FORT MADISON, Iowa - The swollen Mississippi River ran over the top of at least 11 more levees on Wednesday as floodwaters swallowed up more U.S. farmland, adding to billion-dollar losses and feeding global food inflation fears.

©REUTERS/Frank Polich
Houses sit in flood waters from the Mississippi River in La Grange, Missouri June 18, 2008.

Volunteers and aid workers were piling sandbags up and down the most important U.S. inland waterway to try to protect more levees and thousands of acres of prime crop land threatened as the river's crest moves south after last week's torrential rains.

"Their misfortune had been our fortune. I'd rather it hadn't come at the expense of others. But it is what it is," Steve Cirinna of the Lee County Emergency Management Agency said of the levee breaches, which lowered the river.

The slow-rolling disaster, the worst flooding in the Midwest in 15 years, has swamped vast sections of the U.S. farm belt and forced tens of thousands of people from their homes.

The cost of the disaster may end up rivaling that of 1993 Midwest floods that caused more than $20 billion in damage and 48 deaths. This month's flooding has caused few deaths, with Iowa hardest hit. But the damage has yet to be fully assessed.

The prospects of smaller crops have already jolted commodity markets, food producers and exporters. Chicago Board of Trade corn prices traded at a record $8.07 a bushel.

The floods will mean more food inflation, not only for U.S. consumers, but also for dozens of countries that buy American grain. The United States exports 54 percent of the world's corn, 36 percent of its soybeans and 23 percent of its wheat.


LeRoy Lippert, chairman of emergency management committee for Des Moines County, Iowa, said volunteers and aid workers in the town of Burlington filled 2.5 million sandbags in the past week before the river crested.

"All systems are holding right now. We're in a watch and wait mode with our levees.
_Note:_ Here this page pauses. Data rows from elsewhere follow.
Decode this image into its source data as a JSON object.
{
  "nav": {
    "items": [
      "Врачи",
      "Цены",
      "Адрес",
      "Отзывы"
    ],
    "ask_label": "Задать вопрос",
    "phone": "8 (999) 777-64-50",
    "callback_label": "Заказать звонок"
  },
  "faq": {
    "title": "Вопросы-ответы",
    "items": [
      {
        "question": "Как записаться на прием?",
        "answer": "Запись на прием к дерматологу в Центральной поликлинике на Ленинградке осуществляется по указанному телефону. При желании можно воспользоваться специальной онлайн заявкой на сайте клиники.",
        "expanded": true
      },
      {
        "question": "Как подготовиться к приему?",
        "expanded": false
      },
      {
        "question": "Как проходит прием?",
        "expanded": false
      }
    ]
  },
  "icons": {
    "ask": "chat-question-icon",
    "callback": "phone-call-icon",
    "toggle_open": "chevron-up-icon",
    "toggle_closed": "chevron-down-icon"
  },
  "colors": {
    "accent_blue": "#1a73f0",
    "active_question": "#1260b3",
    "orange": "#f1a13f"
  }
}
The situation has stabilized in the last 24 hours," Lippert said.

"The best news is that we're not getting any rain, that would be utterly devastating if we got heavy rain now."

The Army Corps of Engineers, which operates river locks and dams, said 19 levees along the Mississippi had failed with the latest levee breaks near Meyer, Illinois, and north of St. Louis, Missouri.

"They were lower level agricultural levees," said St Louis district Corps spokesman Alan Dooley. "We're also watching another seven levees that may overtop in the next couple of days ... all agricultural levees."

The Corps has identified 26 levees protecting about 285,000 acres of cropland that were already under water or at high risk of flooding. Another seven were seen as potential risks.

Among the most fertile farms in Iowa and Illinois have land that lies in the Mississippi River's vast flood plain.

"Some of the richest farmland is to be found between the river and the bluff and we aim to protect it," said Lippert.

Estimates are that 5 million acres across the Midwest have been ruined and will not produce a crop this year.

Iowa and Illinois usually produce one-third of all U.S. corn and soybeans. Expectations of reduced crops from the main sources of livestock feed, renewable fuels like ethanol, starch and edible oils has sent commodity prices to record highs.

"We continue to get news of more acreage losses because of the flooding and that continues to support the market," said Mario Balletto, Chicago-based grains analyst for Citigroup.

The worst flooding has struck Iowa but evacuations have also affected flooded sections of Indiana, Wisconsin, Illinois, and Minnesota.

Weather forecasters said thunderstorms may return to Iowa and Illinois on Thursday.